Limiting perspectives can be hidden from our awareness, yet they often drive what we do. For nonprofits, limiting perspectives can keep them focused on services and outputs instead of aiming all efforts and energy toward outcome achievement and improvement. A nonprofit’s limiting beliefs can lead to telling negative stories to themselves and others to justify its role, beliefs, and behaviors. The stories I hear most often are that the nonprofit is innocent, funders/board members/partners are the villains, and that it is helpless to change, even when those stories are based in faulty conclusions and past viewpoints, not on fact.

Empowering perspectives create confidence and the focus to move toward change. For nonprofits, empowering perspectives can drive successful performance management, encourage collaborate partnerships, and promote a culture that integrates learnings, which in turn sustains the ability to achieve and improve outcomes for program participants. Nonprofits feel energized and safe enough to interpret their experiences through more reasonable and fact-based stories, which increases trust and safety in their partnerships and in their ability to step into an open, collaborative, learning mindset. Organizations feel empowered and worthy to engage with their funders for support to build their performance management capacity to achieve and improve outcomes.


Many nonprofits make the move from service provider to outcome achiever when a new board chair or executive director gets engaged with the passion and courage required for high outcome achievement. Becoming an outcome achiever is a lasting organizational strategy that leads to financial sustainability and significant impact.
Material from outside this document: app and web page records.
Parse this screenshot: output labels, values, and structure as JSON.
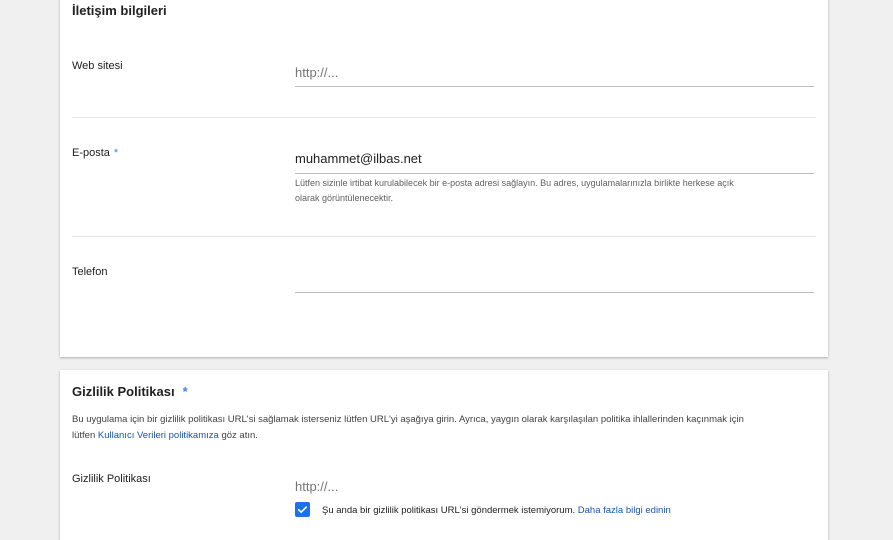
{
  "contact": {
    "title": "İletişim bilgileri",
    "website": {
      "label": "Web sitesi",
      "placeholder": "http://..."
    },
    "email": {
      "label": "E-posta",
      "required_mark": "*",
      "value": "muhammet@ilbas.net",
      "help_line1": "Lütfen sizinle irtibat kurulabilecek bir e-posta adresi sağlayın. Bu adres, uygulamalarınızla birlikte herkese açık",
      "help_line2": "olarak görüntülenecektir."
    },
    "phone": {
      "label": "Telefon"
    }
  },
  "privacy": {
    "title": "Gizlilik Politikası",
    "required_mark": "*",
    "desc_line1": "Bu uygulama için bir gizlilik politikası URL'si sağlamak isterseniz lütfen URL'yi aşağıya girin. Ayrıca, yaygın olarak karşılaşılan politika ihlallerinden kaçınmak için",
    "desc_line2_prefix": "lütfen ",
    "desc_link": "Kullanıcı Verileri politikamıza",
    "desc_line2_suffix": " göz atın.",
    "field_label": "Gizlilik Politikası",
    "placeholder": "http://...",
    "checkbox_checked": true,
    "checkbox_label": "Şu anda bir gizlilik politikası URL'si göndermek istemiyorum.",
    "learn_more": "Daha fazla bilgi edinin"
  },
  "colors": {
    "accent": "#1a73e8",
    "link": "#1a55a6",
    "background": "#f0f0f0"
  }
}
And it helps to answer the question that started this article, “Why haven’t you achieved higher outcomes through your services and the funding that fuels them?” As an outcome achiever, you would know why, know what needs to change, and what you can do to help influence that change.

When we find ourselves telling ourselves stories about our situation from a limited perspective, we can stop and ask ourselves if the story is really true, and if it’s based on the facts or perceptions. If it is not based on the facts (and it usually isn’t), we can step into the empowering perspective instead and see what new solutions or options are available.

Regardless of your role, you can be a catalyst by sharing this article series with your leaders to inspire them to action. Belief coaching is a useful tool to help leaders move their perspective from a limiting one to an empowering one – learn more about that at

Once the shift in belief-set happens, there are some great consultants and approaches for performance management. Now is the time to start making the move, as more and more funders are starting to define and integrate outcomes into their giving and in turn are supporting their nonprofit partners to make the move with them. You may be getting funding from one of them. Yet, just like the nonprofits they support, many funders are still struggling with their own performance management efforts toward outcomes. We’ll cover that topic in the next installment of this series, “Beliefs That Limit Outcomes—For Funders.”

*See and for more information.)